■ **Assigned task**
Below are records to reproduce in full; copy them exactly but keep the pictures out.

BEGIN Given data

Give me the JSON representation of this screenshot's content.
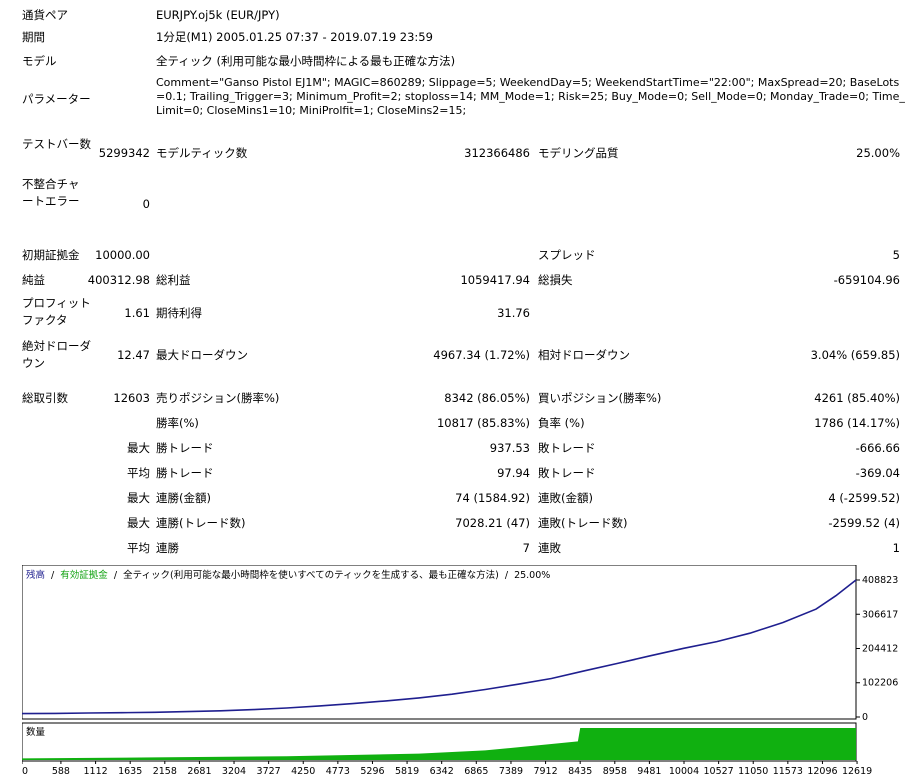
{
  "labels": {
    "symbol": "通貨ペア",
    "period": "期間",
    "model": "モデル",
    "parameters": "パラメーター",
    "bars": "テストバー数",
    "ticks": "モデルティック数",
    "quality": "モデリング品質",
    "mismatch": "不整合チャートエラー",
    "deposit": "初期証拠金",
    "spread": "スプレッド",
    "net_profit": "純益",
    "gross_profit": "総利益",
    "gross_loss": "総損失",
    "profit_factor": "プロフィットファクタ",
    "expected_payoff": "期待利得",
    "abs_drawdown": "絶対ドローダウン",
    "max_drawdown": "最大ドローダウン",
    "rel_drawdown": "相対ドローダウン",
    "total_trades": "総取引数",
    "short_positions": "売りポジション(勝率%)",
    "long_positions": "買いポジション(勝率%)",
    "win_rate": "勝率(%)",
    "loss_rate": "負率 (%)",
    "max": "最大",
    "avg": "平均",
    "win_trade": "勝トレード",
    "loss_trade": "敗トレード",
    "consec_wins_amount": "連勝(金額)",
    "consec_losses_amount": "連敗(金額)",
    "consec_wins_count": "連勝(トレード数)",
    "consec_losses_count": "連敗(トレード数)",
    "consec_wins": "連勝",
    "consec_losses": "連敗"
  },
  "values": {
    "symbol": "EURJPY.oj5k (EUR/JPY)",
    "period": "1分足(M1) 2005.01.25 07:37 - 2019.07.19 23:59",
    "model": "全ティック (利用可能な最小時間枠による最も正確な方法)",
    "parameters": "Comment=\"Ganso Pistol EJ1M\"; MAGIC=860289; Slippage=5; WeekendDay=5; WeekendStartTime=\"22:00\"; MaxSpread=20; BaseLots=0.1; Trailing_Trigger=3; Minimum_Profit=2; stoploss=14; MM_Mode=1; Risk=25; Buy_Mode=0; Sell_Mode=0; Monday_Trade=0; Time_Limit=0; CloseMins1=10; MiniProlfit=1; CloseMins2=15;",
    "bars": "5299342",
    "ticks": "312366486",
    "quality": "25.00%",
    "mismatch": "0",
    "deposit": "10000.00",
    "spread": "5",
    "net_profit": "400312.98",
    "gross_profit": "1059417.94",
    "gross_loss": "-659104.96",
    "profit_factor": "1.61",
    "expected_payoff": "31.76",
    "abs_drawdown": "12.47",
    "max_drawdown": "4967.34 (1.72%)",
    "rel_drawdown": "3.04% (659.85)",
    "total_trades": "12603",
    "short_positions": "8342 (86.05%)",
    "long_positions": "4261 (85.40%)",
    "win_rate": "10817 (85.83%)",
    "loss_rate": "1786 (14.17%)",
    "max_win": "937.53",
    "max_loss": "-666.66",
    "avg_win": "97.94",
    "avg_loss": "-369.04",
    "consec_wins_amount": "74 (1584.92)",
    "consec_losses_amount": "4 (-2599.52)",
    "consec_wins_count": "7028.21 (47)",
    "consec_losses_count": "-2599.52 (4)",
    "avg_consec_wins": "7",
    "avg_consec_losses": "1"
  },
  "chart_data": {
    "type": "line",
    "legend": {
      "balance": "残高",
      "sep1": "/",
      "equity": "有効証拠金",
      "sep2": "/",
      "model_text": "全ティック(利用可能な最小時間枠を使いすべてのティックを生成する、最も正確な方法)",
      "sep3": "/",
      "quality": "25.00%"
    },
    "volume_label": "数量",
    "y_ticks": [
      408823,
      306617,
      204412,
      102206,
      0
    ],
    "ylim": [
      0,
      408823
    ],
    "x_ticks": [
      0,
      588,
      1112,
      1635,
      2158,
      2681,
      3204,
      3727,
      4250,
      4773,
      5296,
      5819,
      6342,
      6865,
      7389,
      7912,
      8435,
      8958,
      9481,
      10004,
      10527,
      11050,
      11573,
      12096,
      12619
    ],
    "xlim": [
      0,
      12603
    ],
    "series": [
      {
        "values": [
          [
            0,
            10000
          ],
          [
            500,
            10800
          ],
          [
            1000,
            11800
          ],
          [
            1500,
            12800
          ],
          [
            2000,
            14000
          ],
          [
            2500,
            16000
          ],
          [
            3000,
            18500
          ],
          [
            3500,
            22000
          ],
          [
            4000,
            27000
          ],
          [
            4500,
            33000
          ],
          [
            5000,
            40000
          ],
          [
            5500,
            48000
          ],
          [
            6000,
            57000
          ],
          [
            6500,
            68000
          ],
          [
            7000,
            82000
          ],
          [
            7500,
            98000
          ],
          [
            8000,
            115000
          ],
          [
            8500,
            138000
          ],
          [
            9000,
            160000
          ],
          [
            9500,
            183000
          ],
          [
            10000,
            205000
          ],
          [
            10500,
            225000
          ],
          [
            11000,
            250000
          ],
          [
            11500,
            282000
          ],
          [
            12000,
            322000
          ],
          [
            12300,
            362000
          ],
          [
            12603,
            408823
          ]
        ],
        "color": "#1f1f8f"
      }
    ],
    "volume_values": [
      [
        0,
        0.05
      ],
      [
        2000,
        0.08
      ],
      [
        4000,
        0.12
      ],
      [
        6000,
        0.2
      ],
      [
        7000,
        0.3
      ],
      [
        8000,
        0.5
      ],
      [
        8400,
        0.58
      ],
      [
        8435,
        1.0
      ],
      [
        12603,
        1.0
      ]
    ],
    "colors": {
      "balance_legend": "#1f1f8f",
      "equity_legend": "#13a313",
      "volume": "#10b010",
      "text": "#000000"
    }
  }
}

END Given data

■ **Response to the exercise**
Give me the JSON representation of this screenshot's content.
{
  "labels": {
    "symbol": "通貨ペア",
    "period": "期間",
    "model": "モデル",
    "parameters": "パラメーター",
    "bars": "テストバー数",
    "ticks": "モデルティック数",
    "quality": "モデリング品質",
    "mismatch": "不整合チャートエラー",
    "deposit": "初期証拠金",
    "spread": "スプレッド",
    "net_profit": "純益",
    "gross_profit": "総利益",
    "gross_loss": "総損失",
    "profit_factor": "プロフィットファクタ",
    "expected_payoff": "期待利得",
    "abs_drawdown": "絶対ドローダウン",
    "max_drawdown": "最大ドローダウン",
    "rel_drawdown": "相対ドローダウン",
    "total_trades": "総取引数",
    "short_positions": "売りポジション(勝率%)",
    "long_positions": "買いポジション(勝率%)",
    "win_rate": "勝率(%)",
    "loss_rate": "負率 (%)",
    "max": "最大",
    "avg": "平均",
    "win_trade": "勝トレード",
    "loss_trade": "敗トレード",
    "consec_wins_amount": "連勝(金額)",
    "consec_losses_amount": "連敗(金額)",
    "consec_wins_count": "連勝(トレード数)",
    "consec_losses_count": "連敗(トレード数)",
    "consec_wins": "連勝",
    "consec_losses": "連敗"
  },
  "values": {
    "symbol": "EURJPY.oj5k (EUR/JPY)",
    "period": "1分足(M1) 2005.01.25 07:37 - 2019.07.19 23:59",
    "model": "全ティック (利用可能な最小時間枠による最も正確な方法)",
    "parameters": "Comment=\"Ganso Pistol EJ1M\"; MAGIC=860289; Slippage=5; WeekendDay=5; WeekendStartTime=\"22:00\"; MaxSpread=20; BaseLots=0.1; Trailing_Trigger=3; Minimum_Profit=2; stoploss=14; MM_Mode=1; Risk=25; Buy_Mode=0; Sell_Mode=0; Monday_Trade=0; Time_Limit=0; CloseMins1=10; MiniProlfit=1; CloseMins2=15;",
    "bars": "5299342",
    "ticks": "312366486",
    "quality": "25.00%",
    "mismatch": "0",
    "deposit": "10000.00",
    "spread": "5",
    "net_profit": "400312.98",
    "gross_profit": "1059417.94",
    "gross_loss": "-659104.96",
    "profit_factor": "1.61",
    "expected_payoff": "31.76",
    "abs_drawdown": "12.47",
    "max_drawdown": "4967.34 (1.72%)",
    "rel_drawdown": "3.04% (659.85)",
    "total_trades": "12603",
    "short_positions": "8342 (86.05%)",
    "long_positions": "4261 (85.40%)",
    "win_rate": "10817 (85.83%)",
    "loss_rate": "1786 (14.17%)",
    "max_win": "937.53",
    "max_loss": "-666.66",
    "avg_win": "97.94",
    "avg_loss": "-369.04",
    "consec_wins_amount": "74 (1584.92)",
    "consec_losses_amount": "4 (-2599.52)",
    "consec_wins_count": "7028.21 (47)",
    "consec_losses_count": "-2599.52 (4)",
    "avg_consec_wins": "7",
    "avg_consec_losses": "1"
  },
  "chart_data": {
    "type": "line",
    "legend": {
      "balance": "残高",
      "sep1": "/",
      "equity": "有効証拠金",
      "sep2": "/",
      "model_text": "全ティック(利用可能な最小時間枠を使いすべてのティックを生成する、最も正確な方法)",
      "sep3": "/",
      "quality": "25.00%"
    },
    "volume_label": "数量",
    "y_ticks": [
      408823,
      306617,
      204412,
      102206,
      0
    ],
    "ylim": [
      0,
      408823
    ],
    "x_ticks": [
      0,
      588,
      1112,
      1635,
      2158,
      2681,
      3204,
      3727,
      4250,
      4773,
      5296,
      5819,
      6342,
      6865,
      7389,
      7912,
      8435,
      8958,
      9481,
      10004,
      10527,
      11050,
      11573,
      12096,
      12619
    ],
    "xlim": [
      0,
      12603
    ],
    "series": [
      {
        "values": [
          [
            0,
            10000
          ],
          [
            500,
            10800
          ],
          [
            1000,
            11800
          ],
          [
            1500,
            12800
          ],
          [
            2000,
            14000
          ],
          [
            2500,
            16000
          ],
          [
            3000,
            18500
          ],
          [
            3500,
            22000
          ],
          [
            4000,
            27000
          ],
          [
            4500,
            33000
          ],
          [
            5000,
            40000
          ],
          [
            5500,
            48000
          ],
          [
            6000,
            57000
          ],
          [
            6500,
            68000
          ],
          [
            7000,
            82000
          ],
          [
            7500,
            98000
          ],
          [
            8000,
            115000
          ],
          [
            8500,
            138000
          ],
          [
            9000,
            160000
          ],
          [
            9500,
            183000
          ],
          [
            10000,
            205000
          ],
          [
            10500,
            225000
          ],
          [
            11000,
            250000
          ],
          [
            11500,
            282000
          ],
          [
            12000,
            322000
          ],
          [
            12300,
            362000
          ],
          [
            12603,
            408823
          ]
        ],
        "color": "#1f1f8f"
      }
    ],
    "volume_values": [
      [
        0,
        0.05
      ],
      [
        2000,
        0.08
      ],
      [
        4000,
        0.12
      ],
      [
        6000,
        0.2
      ],
      [
        7000,
        0.3
      ],
      [
        8000,
        0.5
      ],
      [
        8400,
        0.58
      ],
      [
        8435,
        1.0
      ],
      [
        12603,
        1.0
      ]
    ],
    "colors": {
      "balance_legend": "#1f1f8f",
      "equity_legend": "#13a313",
      "volume": "#10b010",
      "text": "#000000"
    }
  }
}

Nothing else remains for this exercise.